WO THOUSAND YEARS AGO, XALTOCON WAS A GREEN ISLAND IN THE MIDDLE OF A BROAD BLUE LAKE. THE VILLAGERS DREDGED THE BOTTOM, PILING UP SILT TO CREATE ROOM FOR HOUSING AND SOME OF THE MOST FERTILE FARMLAND ON EARTH. THEY KEPT IT IN PRODUCTION THROUGHOUT THE YEAR THANKS TO SUSTAINABLE AGRICULTURE PRACTICES. WHEN THE SPANIARDS ARRIVED IN FORCE, THEY DRAINED THE LAKE AND KILLED 95 PERCENT OF THE NATIVE POPULATION.

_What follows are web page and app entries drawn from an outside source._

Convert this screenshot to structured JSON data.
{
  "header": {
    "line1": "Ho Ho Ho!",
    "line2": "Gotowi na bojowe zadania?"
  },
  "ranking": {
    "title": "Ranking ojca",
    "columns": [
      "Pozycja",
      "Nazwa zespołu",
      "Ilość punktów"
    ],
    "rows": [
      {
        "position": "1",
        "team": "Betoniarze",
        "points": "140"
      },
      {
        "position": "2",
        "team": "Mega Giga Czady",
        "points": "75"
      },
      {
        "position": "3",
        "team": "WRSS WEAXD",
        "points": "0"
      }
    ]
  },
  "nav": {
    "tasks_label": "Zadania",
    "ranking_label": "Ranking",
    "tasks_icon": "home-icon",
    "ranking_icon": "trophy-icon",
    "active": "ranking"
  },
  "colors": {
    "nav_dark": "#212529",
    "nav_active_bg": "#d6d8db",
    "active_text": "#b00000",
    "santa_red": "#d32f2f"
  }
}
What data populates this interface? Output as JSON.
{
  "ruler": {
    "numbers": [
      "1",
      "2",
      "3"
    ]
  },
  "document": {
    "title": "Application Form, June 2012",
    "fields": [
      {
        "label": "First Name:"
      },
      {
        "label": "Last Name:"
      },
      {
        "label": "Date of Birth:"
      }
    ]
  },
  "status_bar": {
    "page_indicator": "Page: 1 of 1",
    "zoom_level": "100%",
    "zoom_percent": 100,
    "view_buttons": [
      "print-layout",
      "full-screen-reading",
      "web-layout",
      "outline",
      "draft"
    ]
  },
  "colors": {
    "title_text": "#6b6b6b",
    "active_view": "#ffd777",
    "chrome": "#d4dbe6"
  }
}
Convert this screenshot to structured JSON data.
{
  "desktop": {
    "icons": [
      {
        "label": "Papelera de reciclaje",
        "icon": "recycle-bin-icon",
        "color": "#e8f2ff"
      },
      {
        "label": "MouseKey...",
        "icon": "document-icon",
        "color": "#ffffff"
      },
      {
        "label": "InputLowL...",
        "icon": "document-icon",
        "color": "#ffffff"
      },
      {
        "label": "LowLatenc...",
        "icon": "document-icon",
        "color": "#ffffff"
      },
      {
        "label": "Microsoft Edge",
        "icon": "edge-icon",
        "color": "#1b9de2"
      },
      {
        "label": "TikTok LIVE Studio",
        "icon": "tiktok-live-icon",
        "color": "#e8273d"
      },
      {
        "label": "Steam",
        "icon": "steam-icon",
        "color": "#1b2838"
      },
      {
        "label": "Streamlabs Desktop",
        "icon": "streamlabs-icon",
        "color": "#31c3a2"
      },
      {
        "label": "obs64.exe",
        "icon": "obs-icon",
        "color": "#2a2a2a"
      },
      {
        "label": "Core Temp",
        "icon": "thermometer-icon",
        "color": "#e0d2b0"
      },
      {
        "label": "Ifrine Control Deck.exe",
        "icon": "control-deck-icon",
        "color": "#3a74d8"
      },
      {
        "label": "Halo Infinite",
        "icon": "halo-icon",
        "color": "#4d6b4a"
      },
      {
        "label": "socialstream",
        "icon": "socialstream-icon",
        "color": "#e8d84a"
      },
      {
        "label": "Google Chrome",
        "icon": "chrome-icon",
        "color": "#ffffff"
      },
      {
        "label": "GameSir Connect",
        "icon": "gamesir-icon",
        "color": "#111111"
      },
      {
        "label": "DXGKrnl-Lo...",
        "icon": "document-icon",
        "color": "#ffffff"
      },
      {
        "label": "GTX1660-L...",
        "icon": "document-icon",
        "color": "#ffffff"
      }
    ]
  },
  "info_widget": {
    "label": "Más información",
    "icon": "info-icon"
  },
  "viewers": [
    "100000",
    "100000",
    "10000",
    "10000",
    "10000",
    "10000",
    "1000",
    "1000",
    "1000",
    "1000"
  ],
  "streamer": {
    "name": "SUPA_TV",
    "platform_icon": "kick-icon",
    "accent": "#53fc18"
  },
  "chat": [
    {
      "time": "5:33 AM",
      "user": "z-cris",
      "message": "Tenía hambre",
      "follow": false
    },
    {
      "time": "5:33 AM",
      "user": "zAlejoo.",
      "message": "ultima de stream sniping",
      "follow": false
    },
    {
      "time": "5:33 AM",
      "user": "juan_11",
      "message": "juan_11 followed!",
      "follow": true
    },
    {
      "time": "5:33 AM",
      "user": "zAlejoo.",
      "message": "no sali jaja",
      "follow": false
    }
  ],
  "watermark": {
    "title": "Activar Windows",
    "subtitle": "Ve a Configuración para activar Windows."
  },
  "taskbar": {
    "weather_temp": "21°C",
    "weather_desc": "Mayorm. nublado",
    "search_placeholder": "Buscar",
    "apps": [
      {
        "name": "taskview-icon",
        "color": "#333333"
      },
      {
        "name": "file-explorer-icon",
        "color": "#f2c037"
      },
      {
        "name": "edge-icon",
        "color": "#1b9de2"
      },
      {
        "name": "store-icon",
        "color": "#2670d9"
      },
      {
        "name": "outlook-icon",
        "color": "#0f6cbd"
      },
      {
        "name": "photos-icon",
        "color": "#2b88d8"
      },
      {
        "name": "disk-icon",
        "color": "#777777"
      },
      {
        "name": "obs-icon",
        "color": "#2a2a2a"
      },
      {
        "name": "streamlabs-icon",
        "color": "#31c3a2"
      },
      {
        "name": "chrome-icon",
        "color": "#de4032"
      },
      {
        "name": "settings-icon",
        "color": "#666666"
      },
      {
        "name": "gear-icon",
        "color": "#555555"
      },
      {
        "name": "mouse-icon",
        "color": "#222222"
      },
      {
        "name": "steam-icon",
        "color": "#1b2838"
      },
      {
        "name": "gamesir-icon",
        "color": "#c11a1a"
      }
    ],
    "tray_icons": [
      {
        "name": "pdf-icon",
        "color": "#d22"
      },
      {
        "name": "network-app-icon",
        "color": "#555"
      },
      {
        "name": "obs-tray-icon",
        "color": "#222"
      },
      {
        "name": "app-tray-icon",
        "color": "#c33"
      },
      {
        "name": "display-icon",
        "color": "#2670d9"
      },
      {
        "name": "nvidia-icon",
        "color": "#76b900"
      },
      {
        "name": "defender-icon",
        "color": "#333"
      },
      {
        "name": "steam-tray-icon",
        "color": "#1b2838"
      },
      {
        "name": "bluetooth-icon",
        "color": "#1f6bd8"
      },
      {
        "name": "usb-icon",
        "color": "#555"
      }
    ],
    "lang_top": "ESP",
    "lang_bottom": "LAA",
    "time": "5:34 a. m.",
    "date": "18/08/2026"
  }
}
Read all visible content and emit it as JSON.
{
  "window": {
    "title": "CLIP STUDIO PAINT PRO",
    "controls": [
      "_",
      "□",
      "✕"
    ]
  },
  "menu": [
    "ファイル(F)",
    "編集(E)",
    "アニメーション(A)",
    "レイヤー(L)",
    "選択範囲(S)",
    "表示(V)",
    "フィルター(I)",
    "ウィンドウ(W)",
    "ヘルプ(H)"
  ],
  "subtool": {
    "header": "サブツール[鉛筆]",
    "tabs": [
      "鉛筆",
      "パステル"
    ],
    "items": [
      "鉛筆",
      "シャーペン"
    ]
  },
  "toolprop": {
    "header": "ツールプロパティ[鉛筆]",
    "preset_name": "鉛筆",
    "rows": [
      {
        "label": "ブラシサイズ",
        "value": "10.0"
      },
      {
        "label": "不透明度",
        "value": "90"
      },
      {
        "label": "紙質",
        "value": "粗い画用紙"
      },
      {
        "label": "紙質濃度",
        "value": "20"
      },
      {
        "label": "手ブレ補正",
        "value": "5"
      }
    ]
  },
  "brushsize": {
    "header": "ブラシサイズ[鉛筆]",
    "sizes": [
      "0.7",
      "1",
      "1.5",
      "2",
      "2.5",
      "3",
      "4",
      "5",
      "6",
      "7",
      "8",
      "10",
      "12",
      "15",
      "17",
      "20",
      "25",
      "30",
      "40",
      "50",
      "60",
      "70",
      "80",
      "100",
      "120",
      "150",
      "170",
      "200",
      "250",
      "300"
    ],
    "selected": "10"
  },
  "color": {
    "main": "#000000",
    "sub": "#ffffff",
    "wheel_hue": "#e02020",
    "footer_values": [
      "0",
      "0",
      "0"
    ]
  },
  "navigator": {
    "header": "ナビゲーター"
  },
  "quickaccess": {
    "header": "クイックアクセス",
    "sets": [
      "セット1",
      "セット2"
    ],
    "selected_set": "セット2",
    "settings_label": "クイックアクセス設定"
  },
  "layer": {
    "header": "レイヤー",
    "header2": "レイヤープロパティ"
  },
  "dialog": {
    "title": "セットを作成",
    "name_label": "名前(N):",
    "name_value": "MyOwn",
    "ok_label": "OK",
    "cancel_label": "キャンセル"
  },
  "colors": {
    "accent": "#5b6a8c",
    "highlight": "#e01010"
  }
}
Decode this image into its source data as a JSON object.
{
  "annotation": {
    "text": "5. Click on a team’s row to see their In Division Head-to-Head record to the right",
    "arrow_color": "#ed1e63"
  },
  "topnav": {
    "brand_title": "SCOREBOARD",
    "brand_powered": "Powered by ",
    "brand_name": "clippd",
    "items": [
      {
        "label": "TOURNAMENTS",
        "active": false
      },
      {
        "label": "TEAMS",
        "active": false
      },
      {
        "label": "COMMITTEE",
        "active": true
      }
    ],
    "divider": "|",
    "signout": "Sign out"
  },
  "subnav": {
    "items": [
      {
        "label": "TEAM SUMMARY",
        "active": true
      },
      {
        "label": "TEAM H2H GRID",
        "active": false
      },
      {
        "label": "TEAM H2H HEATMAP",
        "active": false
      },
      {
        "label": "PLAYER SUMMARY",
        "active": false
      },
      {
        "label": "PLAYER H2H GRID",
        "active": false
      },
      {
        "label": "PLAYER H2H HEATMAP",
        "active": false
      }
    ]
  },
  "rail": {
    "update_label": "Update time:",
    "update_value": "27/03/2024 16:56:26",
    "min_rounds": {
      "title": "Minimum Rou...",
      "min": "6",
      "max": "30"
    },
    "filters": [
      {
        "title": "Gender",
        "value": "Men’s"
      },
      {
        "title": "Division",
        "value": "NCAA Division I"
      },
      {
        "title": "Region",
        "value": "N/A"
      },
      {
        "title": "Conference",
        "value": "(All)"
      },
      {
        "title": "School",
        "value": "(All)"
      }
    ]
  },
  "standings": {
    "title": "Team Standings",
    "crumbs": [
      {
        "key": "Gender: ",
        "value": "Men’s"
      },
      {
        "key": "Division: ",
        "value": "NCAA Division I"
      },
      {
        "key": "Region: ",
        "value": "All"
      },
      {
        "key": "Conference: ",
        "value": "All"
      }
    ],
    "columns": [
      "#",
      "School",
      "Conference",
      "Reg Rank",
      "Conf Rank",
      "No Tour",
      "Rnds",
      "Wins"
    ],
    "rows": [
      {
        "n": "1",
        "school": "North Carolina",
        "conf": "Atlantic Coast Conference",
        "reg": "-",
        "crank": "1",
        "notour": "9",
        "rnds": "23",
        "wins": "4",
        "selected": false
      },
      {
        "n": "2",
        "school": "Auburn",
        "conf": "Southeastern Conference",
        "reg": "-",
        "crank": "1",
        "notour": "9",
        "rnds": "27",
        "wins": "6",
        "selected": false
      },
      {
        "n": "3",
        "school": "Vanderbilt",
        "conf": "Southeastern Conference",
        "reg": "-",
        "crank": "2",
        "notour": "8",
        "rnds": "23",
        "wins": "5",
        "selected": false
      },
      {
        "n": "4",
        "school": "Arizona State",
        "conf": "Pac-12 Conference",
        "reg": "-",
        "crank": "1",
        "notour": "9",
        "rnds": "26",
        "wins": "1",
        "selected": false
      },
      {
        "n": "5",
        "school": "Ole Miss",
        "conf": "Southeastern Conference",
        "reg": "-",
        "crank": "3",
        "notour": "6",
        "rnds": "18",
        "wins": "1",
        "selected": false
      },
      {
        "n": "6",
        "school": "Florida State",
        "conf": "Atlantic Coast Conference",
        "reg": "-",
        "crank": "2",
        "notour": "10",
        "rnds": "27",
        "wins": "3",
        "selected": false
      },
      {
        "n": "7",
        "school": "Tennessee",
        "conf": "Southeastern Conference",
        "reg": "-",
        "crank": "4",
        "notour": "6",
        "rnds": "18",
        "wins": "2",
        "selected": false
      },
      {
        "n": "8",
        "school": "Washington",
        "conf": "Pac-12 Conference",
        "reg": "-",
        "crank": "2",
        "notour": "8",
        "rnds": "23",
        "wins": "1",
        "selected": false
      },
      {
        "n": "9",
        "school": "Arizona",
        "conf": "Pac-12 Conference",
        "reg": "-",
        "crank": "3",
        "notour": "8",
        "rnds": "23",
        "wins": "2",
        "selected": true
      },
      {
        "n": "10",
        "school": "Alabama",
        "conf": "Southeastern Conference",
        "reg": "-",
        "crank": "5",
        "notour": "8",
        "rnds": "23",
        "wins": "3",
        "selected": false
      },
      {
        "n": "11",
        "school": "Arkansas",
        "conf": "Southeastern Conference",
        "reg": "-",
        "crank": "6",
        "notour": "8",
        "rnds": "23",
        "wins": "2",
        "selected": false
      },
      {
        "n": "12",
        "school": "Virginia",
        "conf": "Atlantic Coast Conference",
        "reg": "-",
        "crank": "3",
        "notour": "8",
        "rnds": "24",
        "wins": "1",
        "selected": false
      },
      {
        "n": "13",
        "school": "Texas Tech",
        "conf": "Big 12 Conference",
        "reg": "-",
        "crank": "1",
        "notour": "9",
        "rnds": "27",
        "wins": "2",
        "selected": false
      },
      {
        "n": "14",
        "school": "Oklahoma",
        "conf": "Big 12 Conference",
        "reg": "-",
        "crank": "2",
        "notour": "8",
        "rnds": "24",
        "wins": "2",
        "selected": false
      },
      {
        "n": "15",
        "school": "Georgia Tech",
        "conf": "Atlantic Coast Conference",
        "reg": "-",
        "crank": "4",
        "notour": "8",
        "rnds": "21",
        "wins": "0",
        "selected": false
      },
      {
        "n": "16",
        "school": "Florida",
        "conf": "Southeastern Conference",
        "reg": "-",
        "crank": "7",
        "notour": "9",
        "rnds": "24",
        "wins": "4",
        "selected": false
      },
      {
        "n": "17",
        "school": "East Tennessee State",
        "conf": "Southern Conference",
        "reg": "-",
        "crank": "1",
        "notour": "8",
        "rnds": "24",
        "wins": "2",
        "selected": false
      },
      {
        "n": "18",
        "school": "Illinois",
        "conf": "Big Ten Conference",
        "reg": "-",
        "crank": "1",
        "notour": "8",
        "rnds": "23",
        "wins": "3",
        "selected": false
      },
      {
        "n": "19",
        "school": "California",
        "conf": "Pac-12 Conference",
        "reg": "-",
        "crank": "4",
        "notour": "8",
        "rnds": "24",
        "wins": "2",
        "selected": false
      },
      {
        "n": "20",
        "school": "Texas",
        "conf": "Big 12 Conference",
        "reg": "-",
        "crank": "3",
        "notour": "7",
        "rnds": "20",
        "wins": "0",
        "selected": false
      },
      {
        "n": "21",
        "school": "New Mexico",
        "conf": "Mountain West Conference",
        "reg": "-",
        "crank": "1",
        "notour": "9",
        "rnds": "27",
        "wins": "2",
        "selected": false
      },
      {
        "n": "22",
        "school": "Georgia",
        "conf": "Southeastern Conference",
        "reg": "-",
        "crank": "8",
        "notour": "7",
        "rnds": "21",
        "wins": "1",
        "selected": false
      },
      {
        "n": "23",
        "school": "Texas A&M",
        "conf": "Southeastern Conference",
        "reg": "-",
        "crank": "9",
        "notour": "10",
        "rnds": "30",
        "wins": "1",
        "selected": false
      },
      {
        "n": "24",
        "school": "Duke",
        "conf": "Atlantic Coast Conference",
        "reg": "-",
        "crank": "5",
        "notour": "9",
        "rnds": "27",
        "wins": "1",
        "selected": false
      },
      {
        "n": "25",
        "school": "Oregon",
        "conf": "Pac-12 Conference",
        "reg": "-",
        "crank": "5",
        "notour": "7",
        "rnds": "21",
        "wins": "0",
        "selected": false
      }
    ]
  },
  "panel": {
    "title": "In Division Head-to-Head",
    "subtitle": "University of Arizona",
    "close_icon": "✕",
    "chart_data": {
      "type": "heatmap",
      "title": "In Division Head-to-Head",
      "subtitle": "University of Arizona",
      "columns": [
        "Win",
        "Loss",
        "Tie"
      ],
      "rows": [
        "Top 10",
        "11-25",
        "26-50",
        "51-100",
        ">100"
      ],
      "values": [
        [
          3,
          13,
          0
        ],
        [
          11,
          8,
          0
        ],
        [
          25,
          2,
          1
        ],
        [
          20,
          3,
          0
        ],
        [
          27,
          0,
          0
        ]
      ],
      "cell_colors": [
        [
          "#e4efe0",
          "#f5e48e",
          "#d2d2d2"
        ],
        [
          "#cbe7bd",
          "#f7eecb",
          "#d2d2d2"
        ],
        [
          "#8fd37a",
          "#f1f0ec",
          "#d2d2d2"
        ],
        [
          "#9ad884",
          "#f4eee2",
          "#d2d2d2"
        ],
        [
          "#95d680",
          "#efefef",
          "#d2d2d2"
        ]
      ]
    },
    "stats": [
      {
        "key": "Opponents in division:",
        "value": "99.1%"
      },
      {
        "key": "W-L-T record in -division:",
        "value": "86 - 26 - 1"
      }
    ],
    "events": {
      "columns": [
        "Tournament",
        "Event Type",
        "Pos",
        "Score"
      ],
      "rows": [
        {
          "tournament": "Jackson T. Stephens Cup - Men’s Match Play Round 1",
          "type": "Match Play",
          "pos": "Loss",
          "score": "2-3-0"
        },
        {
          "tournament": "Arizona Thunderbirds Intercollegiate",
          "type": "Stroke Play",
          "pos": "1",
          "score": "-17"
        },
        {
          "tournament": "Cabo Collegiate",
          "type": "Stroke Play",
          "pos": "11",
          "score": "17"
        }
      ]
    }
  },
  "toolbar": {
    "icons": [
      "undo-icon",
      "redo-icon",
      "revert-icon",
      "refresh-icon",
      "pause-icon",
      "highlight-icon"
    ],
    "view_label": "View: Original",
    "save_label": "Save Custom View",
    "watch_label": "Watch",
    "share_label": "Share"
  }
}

Xaltocan resident Polo Arellano lives just up the street from the church, past the bodega and across the street from the school. Last year, after a rainstorm, the old fig tree in Arellanoâ€™s garden fell over, revealing the walls of an ancient home. He had worked for archaeologists before, so he invited De Lucia and her colleagues to conduct an impromptu dig in his backyard. Under the wall, among the vases, bowls, and statuettes, Post and UT grad students find the body of a child. The evidence suggests that this young person died circa 1200. Like so many who never made it to adulthood in Xaltocan, the child was carefully buried beneath the walls of its house. Its parents scooped out the dirt and clay at the bottom, carefully placed the body inside, and resealed the void. Regardless of how long this burial process originally took, removing the child will take all day. Before starting their work, the archaeologists build a small stone shrine at the edge of the trench and light a candle. Burial excavations go straight down, following the contours of the grave. Forget the width of the trench. If they stick to that protocol, researchers might mix artifacts from various time periods and defeat the purpose of the layering process. Discomforts of the job: long hours on your knees and wearing latex gloves for extended periods of time in 85-degree heat. 38
scene: Autumn 2017
Published on Nov 1, 2017